_WHAT THE TASK ASKS_
Every record must be retyped exactly as it reads.
----
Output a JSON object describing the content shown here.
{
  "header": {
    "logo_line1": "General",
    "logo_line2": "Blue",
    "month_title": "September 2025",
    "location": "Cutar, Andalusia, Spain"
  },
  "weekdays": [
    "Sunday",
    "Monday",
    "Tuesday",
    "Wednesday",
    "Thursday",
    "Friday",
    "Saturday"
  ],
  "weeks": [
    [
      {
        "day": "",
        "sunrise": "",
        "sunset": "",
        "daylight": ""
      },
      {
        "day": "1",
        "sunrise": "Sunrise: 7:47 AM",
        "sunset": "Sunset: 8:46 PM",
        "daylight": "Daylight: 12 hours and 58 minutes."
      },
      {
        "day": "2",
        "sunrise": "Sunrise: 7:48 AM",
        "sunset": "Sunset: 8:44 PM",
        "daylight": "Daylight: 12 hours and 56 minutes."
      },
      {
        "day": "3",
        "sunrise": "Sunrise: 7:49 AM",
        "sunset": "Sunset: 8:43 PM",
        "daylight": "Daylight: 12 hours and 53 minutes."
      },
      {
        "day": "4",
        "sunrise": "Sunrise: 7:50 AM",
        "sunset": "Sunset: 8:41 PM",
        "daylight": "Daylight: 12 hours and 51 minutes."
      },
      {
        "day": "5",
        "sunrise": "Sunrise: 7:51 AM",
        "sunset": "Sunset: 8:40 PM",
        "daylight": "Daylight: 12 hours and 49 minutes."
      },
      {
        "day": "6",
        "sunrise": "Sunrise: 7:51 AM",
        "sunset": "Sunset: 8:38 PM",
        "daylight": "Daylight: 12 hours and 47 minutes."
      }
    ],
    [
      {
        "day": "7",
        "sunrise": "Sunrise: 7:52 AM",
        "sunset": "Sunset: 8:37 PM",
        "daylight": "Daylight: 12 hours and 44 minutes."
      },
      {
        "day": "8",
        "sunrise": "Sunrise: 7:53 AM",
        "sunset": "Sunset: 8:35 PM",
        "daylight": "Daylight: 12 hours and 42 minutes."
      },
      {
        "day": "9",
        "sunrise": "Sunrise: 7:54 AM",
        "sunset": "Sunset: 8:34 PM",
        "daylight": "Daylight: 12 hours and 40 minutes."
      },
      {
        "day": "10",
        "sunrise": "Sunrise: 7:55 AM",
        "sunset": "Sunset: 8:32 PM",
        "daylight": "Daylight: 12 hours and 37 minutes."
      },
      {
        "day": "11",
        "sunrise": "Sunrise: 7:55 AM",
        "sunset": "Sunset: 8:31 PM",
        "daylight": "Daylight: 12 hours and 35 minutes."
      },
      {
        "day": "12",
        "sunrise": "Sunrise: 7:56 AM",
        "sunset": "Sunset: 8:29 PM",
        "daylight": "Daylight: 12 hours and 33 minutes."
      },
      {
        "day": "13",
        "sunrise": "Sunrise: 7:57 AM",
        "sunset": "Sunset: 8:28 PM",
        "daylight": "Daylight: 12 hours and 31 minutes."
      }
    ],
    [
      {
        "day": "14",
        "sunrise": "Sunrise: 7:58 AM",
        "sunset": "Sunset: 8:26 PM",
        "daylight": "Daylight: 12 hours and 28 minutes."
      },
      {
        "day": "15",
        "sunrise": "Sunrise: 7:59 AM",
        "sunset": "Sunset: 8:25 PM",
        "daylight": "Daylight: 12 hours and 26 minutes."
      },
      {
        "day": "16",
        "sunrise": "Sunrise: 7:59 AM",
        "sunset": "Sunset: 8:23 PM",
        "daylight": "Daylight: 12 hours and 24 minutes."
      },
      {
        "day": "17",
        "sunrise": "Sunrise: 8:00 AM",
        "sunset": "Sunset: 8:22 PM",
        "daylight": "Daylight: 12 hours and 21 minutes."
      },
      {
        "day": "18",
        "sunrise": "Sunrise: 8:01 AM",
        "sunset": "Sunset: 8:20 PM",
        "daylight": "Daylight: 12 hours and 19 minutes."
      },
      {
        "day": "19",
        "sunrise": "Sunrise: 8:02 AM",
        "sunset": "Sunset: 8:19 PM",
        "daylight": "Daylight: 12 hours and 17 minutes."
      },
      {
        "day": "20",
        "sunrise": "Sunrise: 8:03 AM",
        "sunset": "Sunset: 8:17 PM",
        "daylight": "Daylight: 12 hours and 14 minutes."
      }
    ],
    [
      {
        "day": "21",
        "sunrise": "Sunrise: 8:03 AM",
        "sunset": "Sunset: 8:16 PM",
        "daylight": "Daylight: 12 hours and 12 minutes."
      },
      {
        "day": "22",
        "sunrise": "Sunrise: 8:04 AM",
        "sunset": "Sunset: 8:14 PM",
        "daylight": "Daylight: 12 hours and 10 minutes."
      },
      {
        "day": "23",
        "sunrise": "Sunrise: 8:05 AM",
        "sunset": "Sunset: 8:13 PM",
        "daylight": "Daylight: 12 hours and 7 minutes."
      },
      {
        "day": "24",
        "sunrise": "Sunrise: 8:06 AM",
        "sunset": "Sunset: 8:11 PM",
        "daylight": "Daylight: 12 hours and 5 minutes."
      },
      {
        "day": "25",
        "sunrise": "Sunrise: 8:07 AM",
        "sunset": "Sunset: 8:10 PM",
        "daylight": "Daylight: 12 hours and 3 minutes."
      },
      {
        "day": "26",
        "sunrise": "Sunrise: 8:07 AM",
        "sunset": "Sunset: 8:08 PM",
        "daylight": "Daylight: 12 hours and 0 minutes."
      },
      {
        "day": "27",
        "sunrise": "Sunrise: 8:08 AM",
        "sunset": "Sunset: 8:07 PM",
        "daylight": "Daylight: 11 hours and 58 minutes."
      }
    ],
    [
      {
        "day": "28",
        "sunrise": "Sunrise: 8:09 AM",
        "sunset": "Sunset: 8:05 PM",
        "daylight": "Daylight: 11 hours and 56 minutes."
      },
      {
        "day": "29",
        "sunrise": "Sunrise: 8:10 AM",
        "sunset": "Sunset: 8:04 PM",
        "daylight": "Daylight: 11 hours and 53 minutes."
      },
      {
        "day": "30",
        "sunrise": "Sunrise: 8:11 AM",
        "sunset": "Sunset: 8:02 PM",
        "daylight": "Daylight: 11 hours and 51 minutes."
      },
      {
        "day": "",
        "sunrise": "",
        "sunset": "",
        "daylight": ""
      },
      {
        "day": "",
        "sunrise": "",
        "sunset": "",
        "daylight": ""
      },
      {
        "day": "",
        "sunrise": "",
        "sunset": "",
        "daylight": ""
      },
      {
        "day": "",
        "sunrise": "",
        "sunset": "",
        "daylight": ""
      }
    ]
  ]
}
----
_SOLVED PROBLEM_
Output a JSON object describing the content shown here.
{
  "header": {
    "logo_line1": "General",
    "logo_line2": "Blue",
    "month_title": "September 2025",
    "location": "Cutar, Andalusia, Spain"
  },
  "weekdays": [
    "Sunday",
    "Monday",
    "Tuesday",
    "Wednesday",
    "Thursday",
    "Friday",
    "Saturday"
  ],
  "weeks": [
    [
      {
        "day": "",
        "sunrise": "",
        "sunset": "",
        "daylight": ""
      },
      {
        "day": "1",
        "sunrise": "Sunrise: 7:47 AM",
        "sunset": "Sunset: 8:46 PM",
        "daylight": "Daylight: 12 hours and 58 minutes."
      },
      {
        "day": "2",
        "sunrise": "Sunrise: 7:48 AM",
        "sunset": "Sunset: 8:44 PM",
        "daylight": "Daylight: 12 hours and 56 minutes."
      },
      {
        "day": "3",
        "sunrise": "Sunrise: 7:49 AM",
        "sunset": "Sunset: 8:43 PM",
        "daylight": "Daylight: 12 hours and 53 minutes."
      },
      {
        "day": "4",
        "sunrise": "Sunrise: 7:50 AM",
        "sunset": "Sunset: 8:41 PM",
        "daylight": "Daylight: 12 hours and 51 minutes."
      },
      {
        "day": "5",
        "sunrise": "Sunrise: 7:51 AM",
        "sunset": "Sunset: 8:40 PM",
        "daylight": "Daylight: 12 hours and 49 minutes."
      },
      {
        "day": "6",
        "sunrise": "Sunrise: 7:51 AM",
        "sunset": "Sunset: 8:38 PM",
        "daylight": "Daylight: 12 hours and 47 minutes."
      }
    ],
    [
      {
        "day": "7",
        "sunrise": "Sunrise: 7:52 AM",
        "sunset": "Sunset: 8:37 PM",
        "daylight": "Daylight: 12 hours and 44 minutes."
      },
      {
        "day": "8",
        "sunrise": "Sunrise: 7:53 AM",
        "sunset": "Sunset: 8:35 PM",
        "daylight": "Daylight: 12 hours and 42 minutes."
      },
      {
        "day": "9",
        "sunrise": "Sunrise: 7:54 AM",
        "sunset": "Sunset: 8:34 PM",
        "daylight": "Daylight: 12 hours and 40 minutes."
      },
      {
        "day": "10",
        "sunrise": "Sunrise: 7:55 AM",
        "sunset": "Sunset: 8:32 PM",
        "daylight": "Daylight: 12 hours and 37 minutes."
      },
      {
        "day": "11",
        "sunrise": "Sunrise: 7:55 AM",
        "sunset": "Sunset: 8:31 PM",
        "daylight": "Daylight: 12 hours and 35 minutes."
      },
      {
        "day": "12",
        "sunrise": "Sunrise: 7:56 AM",
        "sunset": "Sunset: 8:29 PM",
        "daylight": "Daylight: 12 hours and 33 minutes."
      },
      {
        "day": "13",
        "sunrise": "Sunrise: 7:57 AM",
        "sunset": "Sunset: 8:28 PM",
        "daylight": "Daylight: 12 hours and 31 minutes."
      }
    ],
    [
      {
        "day": "14",
        "sunrise": "Sunrise: 7:58 AM",
        "sunset": "Sunset: 8:26 PM",
        "daylight": "Daylight: 12 hours and 28 minutes."
      },
      {
        "day": "15",
        "sunrise": "Sunrise: 7:59 AM",
        "sunset": "Sunset: 8:25 PM",
        "daylight": "Daylight: 12 hours and 26 minutes."
      },
      {
        "day": "16",
        "sunrise": "Sunrise: 7:59 AM",
        "sunset": "Sunset: 8:23 PM",
        "daylight": "Daylight: 12 hours and 24 minutes."
      },
      {
        "day": "17",
        "sunrise": "Sunrise: 8:00 AM",
        "sunset": "Sunset: 8:22 PM",
        "daylight": "Daylight: 12 hours and 21 minutes."
      },
      {
        "day": "18",
        "sunrise": "Sunrise: 8:01 AM",
        "sunset": "Sunset: 8:20 PM",
        "daylight": "Daylight: 12 hours and 19 minutes."
      },
      {
        "day": "19",
        "sunrise": "Sunrise: 8:02 AM",
        "sunset": "Sunset: 8:19 PM",
        "daylight": "Daylight: 12 hours and 17 minutes."
      },
      {
        "day": "20",
        "sunrise": "Sunrise: 8:03 AM",
        "sunset": "Sunset: 8:17 PM",
        "daylight": "Daylight: 12 hours and 14 minutes."
      }
    ],
    [
      {
        "day": "21",
        "sunrise": "Sunrise: 8:03 AM",
        "sunset": "Sunset: 8:16 PM",
        "daylight": "Daylight: 12 hours and 12 minutes."
      },
      {
        "day": "22",
        "sunrise": "Sunrise: 8:04 AM",
        "sunset": "Sunset: 8:14 PM",
        "daylight": "Daylight: 12 hours and 10 minutes."
      },
      {
        "day": "23",
        "sunrise": "Sunrise: 8:05 AM",
        "sunset": "Sunset: 8:13 PM",
        "daylight": "Daylight: 12 hours and 7 minutes."
      },
      {
        "day": "24",
        "sunrise": "Sunrise: 8:06 AM",
        "sunset": "Sunset: 8:11 PM",
        "daylight": "Daylight: 12 hours and 5 minutes."
      },
      {
        "day": "25",
        "sunrise": "Sunrise: 8:07 AM",
        "sunset": "Sunset: 8:10 PM",
        "daylight": "Daylight: 12 hours and 3 minutes."
      },
      {
        "day": "26",
        "sunrise": "Sunrise: 8:07 AM",
        "sunset": "Sunset: 8:08 PM",
        "daylight": "Daylight: 12 hours and 0 minutes."
      },
      {
        "day": "27",
        "sunrise": "Sunrise: 8:08 AM",
        "sunset": "Sunset: 8:07 PM",
        "daylight": "Daylight: 11 hours and 58 minutes."
      }
    ],
    [
      {
        "day": "28",
        "sunrise": "Sunrise: 8:09 AM",
        "sunset": "Sunset: 8:05 PM",
        "daylight": "Daylight: 11 hours and 56 minutes."
      },
      {
        "day": "29",
        "sunrise": "Sunrise: 8:10 AM",
        "sunset": "Sunset: 8:04 PM",
        "daylight": "Daylight: 11 hours and 53 minutes."
      },
      {
        "day": "30",
        "sunrise": "Sunrise: 8:11 AM",
        "sunset": "Sunset: 8:02 PM",
        "daylight": "Daylight: 11 hours and 51 minutes."
      },
      {
        "day": "",
        "sunrise": "",
        "sunset": "",
        "daylight": ""
      },
      {
        "day": "",
        "sunrise": "",
        "sunset": "",
        "daylight": ""
      },
      {
        "day": "",
        "sunrise": "",
        "sunset": "",
        "daylight": ""
      },
      {
        "day": "",
        "sunrise": "",
        "sunset": "",
        "daylight": ""
      }
    ]
  ]
}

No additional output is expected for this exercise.